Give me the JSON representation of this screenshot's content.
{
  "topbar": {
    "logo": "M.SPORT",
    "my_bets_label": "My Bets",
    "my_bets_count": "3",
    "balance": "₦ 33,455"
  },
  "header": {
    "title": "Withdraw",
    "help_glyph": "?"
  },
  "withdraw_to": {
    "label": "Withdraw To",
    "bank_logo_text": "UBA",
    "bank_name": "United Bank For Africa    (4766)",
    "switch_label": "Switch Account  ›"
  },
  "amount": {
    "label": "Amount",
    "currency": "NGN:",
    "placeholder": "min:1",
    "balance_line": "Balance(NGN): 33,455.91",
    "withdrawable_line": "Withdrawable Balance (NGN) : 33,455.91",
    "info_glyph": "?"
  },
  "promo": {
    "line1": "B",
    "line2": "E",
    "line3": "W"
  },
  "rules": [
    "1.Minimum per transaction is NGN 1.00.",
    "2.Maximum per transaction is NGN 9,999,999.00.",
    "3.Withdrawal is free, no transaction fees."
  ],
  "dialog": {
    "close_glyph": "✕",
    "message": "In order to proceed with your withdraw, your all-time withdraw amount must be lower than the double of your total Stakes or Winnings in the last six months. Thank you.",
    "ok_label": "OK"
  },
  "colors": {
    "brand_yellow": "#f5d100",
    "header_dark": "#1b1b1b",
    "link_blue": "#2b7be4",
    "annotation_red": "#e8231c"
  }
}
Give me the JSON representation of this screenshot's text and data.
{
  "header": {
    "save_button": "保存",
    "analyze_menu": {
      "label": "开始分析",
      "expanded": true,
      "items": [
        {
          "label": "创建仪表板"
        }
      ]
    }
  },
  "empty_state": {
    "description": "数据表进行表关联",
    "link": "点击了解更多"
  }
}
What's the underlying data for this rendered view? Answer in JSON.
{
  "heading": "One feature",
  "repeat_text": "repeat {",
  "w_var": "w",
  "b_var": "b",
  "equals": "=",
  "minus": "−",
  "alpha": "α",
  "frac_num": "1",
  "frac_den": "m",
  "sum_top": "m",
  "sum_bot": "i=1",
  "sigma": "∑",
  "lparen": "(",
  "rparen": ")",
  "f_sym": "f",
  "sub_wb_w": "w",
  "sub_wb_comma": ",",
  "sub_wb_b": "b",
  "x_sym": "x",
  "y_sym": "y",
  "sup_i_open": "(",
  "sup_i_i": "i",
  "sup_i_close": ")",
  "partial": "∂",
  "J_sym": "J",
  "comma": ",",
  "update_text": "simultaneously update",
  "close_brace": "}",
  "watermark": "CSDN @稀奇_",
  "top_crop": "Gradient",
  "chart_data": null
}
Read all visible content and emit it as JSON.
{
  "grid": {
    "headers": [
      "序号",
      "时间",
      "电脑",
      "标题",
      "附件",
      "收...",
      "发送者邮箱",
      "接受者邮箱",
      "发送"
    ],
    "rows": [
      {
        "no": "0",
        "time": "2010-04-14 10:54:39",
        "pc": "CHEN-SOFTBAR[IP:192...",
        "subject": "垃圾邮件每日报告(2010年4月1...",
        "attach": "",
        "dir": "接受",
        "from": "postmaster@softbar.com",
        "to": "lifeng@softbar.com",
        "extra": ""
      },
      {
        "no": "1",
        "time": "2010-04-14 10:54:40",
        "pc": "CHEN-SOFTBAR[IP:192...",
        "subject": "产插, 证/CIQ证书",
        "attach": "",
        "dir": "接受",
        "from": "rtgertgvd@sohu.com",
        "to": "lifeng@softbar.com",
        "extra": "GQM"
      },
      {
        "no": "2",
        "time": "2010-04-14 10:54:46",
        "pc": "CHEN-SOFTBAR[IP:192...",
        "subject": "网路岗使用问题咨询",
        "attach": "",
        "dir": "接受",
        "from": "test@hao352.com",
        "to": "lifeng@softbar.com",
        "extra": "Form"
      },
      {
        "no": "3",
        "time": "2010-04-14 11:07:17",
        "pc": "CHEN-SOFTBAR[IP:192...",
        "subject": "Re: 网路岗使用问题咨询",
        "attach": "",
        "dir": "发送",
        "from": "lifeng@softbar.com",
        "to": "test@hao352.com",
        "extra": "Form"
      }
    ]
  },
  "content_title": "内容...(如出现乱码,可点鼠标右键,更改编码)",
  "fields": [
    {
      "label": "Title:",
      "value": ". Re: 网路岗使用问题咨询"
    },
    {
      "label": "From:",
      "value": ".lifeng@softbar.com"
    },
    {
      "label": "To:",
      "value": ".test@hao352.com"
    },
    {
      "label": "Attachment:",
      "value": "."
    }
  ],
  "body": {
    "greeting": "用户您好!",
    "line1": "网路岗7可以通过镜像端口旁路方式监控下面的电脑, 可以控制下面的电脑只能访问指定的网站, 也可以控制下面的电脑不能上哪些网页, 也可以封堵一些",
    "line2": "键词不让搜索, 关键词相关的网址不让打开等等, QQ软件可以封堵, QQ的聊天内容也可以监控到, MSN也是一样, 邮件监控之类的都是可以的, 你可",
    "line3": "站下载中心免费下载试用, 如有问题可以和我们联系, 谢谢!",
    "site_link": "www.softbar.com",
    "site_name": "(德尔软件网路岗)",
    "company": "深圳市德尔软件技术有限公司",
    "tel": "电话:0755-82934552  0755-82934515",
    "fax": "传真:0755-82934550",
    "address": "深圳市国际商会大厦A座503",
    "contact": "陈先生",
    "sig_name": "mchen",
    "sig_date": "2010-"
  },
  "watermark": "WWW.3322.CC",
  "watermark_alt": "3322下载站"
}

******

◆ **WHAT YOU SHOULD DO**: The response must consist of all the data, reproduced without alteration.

◆ **RESULT BELOW**:
Give me the JSON representation of this screenshot's content.
{
  "topbar": {
    "logo": "M.SPORT",
    "my_bets_label": "My Bets",
    "my_bets_count": "3",
    "balance": "₦ 33,455"
  },
  "header": {
    "title": "Withdraw",
    "help_glyph": "?"
  },
  "withdraw_to": {
    "label": "Withdraw To",
    "bank_logo_text": "UBA",
    "bank_name": "United Bank For Africa    (4766)",
    "switch_label": "Switch Account  ›"
  },
  "amount": {
    "label": "Amount",
    "currency": "NGN:",
    "placeholder": "min:1",
    "balance_line": "Balance(NGN): 33,455.91",
    "withdrawable_line": "Withdrawable Balance (NGN) : 33,455.91",
    "info_glyph": "?"
  },
  "promo": {
    "line1": "B",
    "line2": "E",
    "line3": "W"
  },
  "rules": [
    "1.Minimum per transaction is NGN 1.00.",
    "2.Maximum per transaction is NGN 9,999,999.00.",
    "3.Withdrawal is free, no transaction fees."
  ],
  "dialog": {
    "close_glyph": "✕",
    "message": "In order to proceed with your withdraw, your all-time withdraw amount must be lower than the double of your total Stakes or Winnings in the last six months. Thank you.",
    "ok_label": "OK"
  },
  "colors": {
    "brand_yellow": "#f5d100",
    "header_dark": "#1b1b1b",
    "link_blue": "#2b7be4",
    "annotation_red": "#e8231c"
  }
}
Give me the JSON representation of this screenshot's text and data.
{
  "header": {
    "save_button": "保存",
    "analyze_menu": {
      "label": "开始分析",
      "expanded": true,
      "items": [
        {
          "label": "创建仪表板"
        }
      ]
    }
  },
  "empty_state": {
    "description": "数据表进行表关联",
    "link": "点击了解更多"
  }
}
What's the underlying data for this rendered view? Answer in JSON.
{
  "heading": "One feature",
  "repeat_text": "repeat {",
  "w_var": "w",
  "b_var": "b",
  "equals": "=",
  "minus": "−",
  "alpha": "α",
  "frac_num": "1",
  "frac_den": "m",
  "sum_top": "m",
  "sum_bot": "i=1",
  "sigma": "∑",
  "lparen": "(",
  "rparen": ")",
  "f_sym": "f",
  "sub_wb_w": "w",
  "sub_wb_comma": ",",
  "sub_wb_b": "b",
  "x_sym": "x",
  "y_sym": "y",
  "sup_i_open": "(",
  "sup_i_i": "i",
  "sup_i_close": ")",
  "partial": "∂",
  "J_sym": "J",
  "comma": ",",
  "update_text": "simultaneously update",
  "close_brace": "}",
  "watermark": "CSDN @稀奇_",
  "top_crop": "Gradient",
  "chart_data": null
}
Read all visible content and emit it as JSON.
{
  "grid": {
    "headers": [
      "序号",
      "时间",
      "电脑",
      "标题",
      "附件",
      "收...",
      "发送者邮箱",
      "接受者邮箱",
      "发送"
    ],
    "rows": [
      {
        "no": "0",
        "time": "2010-04-14 10:54:39",
        "pc": "CHEN-SOFTBAR[IP:192...",
        "subject": "垃圾邮件每日报告(2010年4月1...",
        "attach": "",
        "dir": "接受",
        "from": "postmaster@softbar.com",
        "to": "lifeng@softbar.com",
        "extra": ""
      },
      {
        "no": "1",
        "time": "2010-04-14 10:54:40",
        "pc": "CHEN-SOFTBAR[IP:192...",
        "subject": "产插, 证/CIQ证书",
        "attach": "",
        "dir": "接受",
        "from": "rtgertgvd@sohu.com",
        "to": "lifeng@softbar.com",
        "extra": "GQM"
      },
      {
        "no": "2",
        "time": "2010-04-14 10:54:46",
        "pc": "CHEN-SOFTBAR[IP:192...",
        "subject": "网路岗使用问题咨询",
        "attach": "",
        "dir": "接受",
        "from": "test@hao352.com",
        "to": "lifeng@softbar.com",
        "extra": "Form"
      },
      {
        "no": "3",
        "time": "2010-04-14 11:07:17",
        "pc": "CHEN-SOFTBAR[IP:192...",
        "subject": "Re: 网路岗使用问题咨询",
        "attach": "",
        "dir": "发送",
        "from": "lifeng@softbar.com",
        "to": "test@hao352.com",
        "extra": "Form"
      }
    ]
  },
  "content_title": "内容...(如出现乱码,可点鼠标右键,更改编码)",
  "fields": [
    {
      "label": "Title:",
      "value": ". Re: 网路岗使用问题咨询"
    },
    {
      "label": "From:",
      "value": ".lifeng@softbar.com"
    },
    {
      "label": "To:",
      "value": ".test@hao352.com"
    },
    {
      "label": "Attachment:",
      "value": "."
    }
  ],
  "body": {
    "greeting": "用户您好!",
    "line1": "网路岗7可以通过镜像端口旁路方式监控下面的电脑, 可以控制下面的电脑只能访问指定的网站, 也可以控制下面的电脑不能上哪些网页, 也可以封堵一些",
    "line2": "键词不让搜索, 关键词相关的网址不让打开等等, QQ软件可以封堵, QQ的聊天内容也可以监控到, MSN也是一样, 邮件监控之类的都是可以的, 你可",
    "line3": "站下载中心免费下载试用, 如有问题可以和我们联系, 谢谢!",
    "site_link": "www.softbar.com",
    "site_name": "(德尔软件网路岗)",
    "company": "深圳市德尔软件技术有限公司",
    "tel": "电话:0755-82934552  0755-82934515",
    "fax": "传真:0755-82934550",
    "address": "深圳市国际商会大厦A座503",
    "contact": "陈先生",
    "sig_name": "mchen",
    "sig_date": "2010-"
  },
  "watermark": "WWW.3322.CC",
  "watermark_alt": "3322下载站"
}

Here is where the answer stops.